Larona Sengwaketse and Nollie Ngwira-Moeng curated a vision board event at the pleasure of the numerous attendees last Saturday. Sengwaketse explained that such sessions are essential for setting the tone for the year. “I have been doing vision boards since I was in high school and it really took me a while to appropriate the meaning of the whole process,” she said.

“Creating it needed to resonate with me and I had to figure out how to make it work for me. I took all of this experience for granted until I had a conversation with a friend about us creating them together. That is where the idea of hosting an intimate session with those who are enthusiastic about it came into being. We had our first event in 2021 and it will be an annual event.”

Participants are encouraged to deeply explore their intentions and are given materials from which they get to personalise their aspirations through. “We want people to grasp an appreciation for the process of creating a vision board and how to use it during the course of the year to accomplish their goals,” Sengwaketse added. “I believe creating a vision board is a liberating process as it allows you to give yourself permission to dream as boldly as you want. The process of writing down and attaching pictures to your dreams makes them tangible, and it becomes easier to believe in what you can see or touch.”

While it is usually perceived as a superficial exercise with no scientific bearing to it, vision boarding is used as an effective tool for therapies such as counselling and psychotherapy where patients envision healthier versions of themselves. This is in relation to how visuals can create new ‘neural pathways’ that can impact behaviour.

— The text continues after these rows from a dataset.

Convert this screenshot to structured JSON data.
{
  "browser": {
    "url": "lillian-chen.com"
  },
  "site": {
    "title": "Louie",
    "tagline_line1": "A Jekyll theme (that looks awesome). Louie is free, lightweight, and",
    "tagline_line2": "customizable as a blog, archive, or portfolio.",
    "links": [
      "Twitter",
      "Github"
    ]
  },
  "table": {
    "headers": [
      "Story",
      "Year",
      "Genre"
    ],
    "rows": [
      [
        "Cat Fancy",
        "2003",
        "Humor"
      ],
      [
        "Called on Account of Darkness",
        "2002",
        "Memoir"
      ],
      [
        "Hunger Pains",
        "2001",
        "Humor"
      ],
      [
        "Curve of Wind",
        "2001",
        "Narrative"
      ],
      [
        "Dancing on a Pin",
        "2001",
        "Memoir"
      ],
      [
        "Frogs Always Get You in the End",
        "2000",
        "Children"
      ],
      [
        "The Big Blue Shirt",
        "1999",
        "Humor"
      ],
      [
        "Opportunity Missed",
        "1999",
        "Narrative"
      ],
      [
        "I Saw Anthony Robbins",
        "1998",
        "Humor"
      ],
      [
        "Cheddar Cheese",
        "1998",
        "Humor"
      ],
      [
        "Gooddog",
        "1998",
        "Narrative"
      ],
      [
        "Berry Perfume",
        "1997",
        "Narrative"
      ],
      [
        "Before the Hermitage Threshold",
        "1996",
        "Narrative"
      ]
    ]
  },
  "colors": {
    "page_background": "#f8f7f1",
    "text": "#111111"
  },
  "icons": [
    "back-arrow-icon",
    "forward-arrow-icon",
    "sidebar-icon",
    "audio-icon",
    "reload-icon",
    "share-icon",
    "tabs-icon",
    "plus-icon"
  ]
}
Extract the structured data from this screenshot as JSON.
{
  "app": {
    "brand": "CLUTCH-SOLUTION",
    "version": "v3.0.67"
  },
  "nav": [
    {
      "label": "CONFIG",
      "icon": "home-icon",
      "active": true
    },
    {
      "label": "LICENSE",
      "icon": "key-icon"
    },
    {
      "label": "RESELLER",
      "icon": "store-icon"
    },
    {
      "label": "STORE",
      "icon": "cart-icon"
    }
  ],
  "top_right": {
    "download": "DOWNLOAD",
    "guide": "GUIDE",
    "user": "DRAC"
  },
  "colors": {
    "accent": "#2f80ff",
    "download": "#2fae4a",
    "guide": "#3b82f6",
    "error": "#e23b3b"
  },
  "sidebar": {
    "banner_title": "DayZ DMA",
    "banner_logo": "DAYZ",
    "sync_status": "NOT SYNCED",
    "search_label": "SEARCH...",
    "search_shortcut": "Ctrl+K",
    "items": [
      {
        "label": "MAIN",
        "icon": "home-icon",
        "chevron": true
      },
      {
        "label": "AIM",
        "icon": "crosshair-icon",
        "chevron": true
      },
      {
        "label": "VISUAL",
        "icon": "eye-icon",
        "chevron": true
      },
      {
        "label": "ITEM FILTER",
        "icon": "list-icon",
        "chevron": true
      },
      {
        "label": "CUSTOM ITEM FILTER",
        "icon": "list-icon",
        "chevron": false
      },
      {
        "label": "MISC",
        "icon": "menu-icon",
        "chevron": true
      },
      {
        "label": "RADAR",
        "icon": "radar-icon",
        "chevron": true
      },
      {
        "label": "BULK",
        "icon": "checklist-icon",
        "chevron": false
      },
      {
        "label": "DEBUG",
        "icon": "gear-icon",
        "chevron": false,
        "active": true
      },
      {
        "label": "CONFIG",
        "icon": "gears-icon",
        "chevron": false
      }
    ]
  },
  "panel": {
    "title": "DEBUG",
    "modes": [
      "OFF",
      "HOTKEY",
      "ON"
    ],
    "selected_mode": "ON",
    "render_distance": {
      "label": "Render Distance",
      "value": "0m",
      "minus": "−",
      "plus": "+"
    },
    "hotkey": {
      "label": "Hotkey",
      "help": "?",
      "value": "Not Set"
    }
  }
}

In a study by Cleveland Clinic Foundation published in Psychology Today, one group of participants was asked to do scheduled physical workouts while another was asked to do “visual workouts”. The group that did the physical gym workouts showed a 30% muscle increase while the group that worked out in their heads showed a 13.5% muscle increase. This has served as one of the basis for the importance of visualisation when it comes to goal setting.

Sengwaketse believes vision boards make achieving goals practical. “A vision board helps you formulate a plan for how to achieve your gaols and it acts as a reminder during the course of the year of what you set out to achieve,” she said.

The event was well attended and the two look forward to growing it.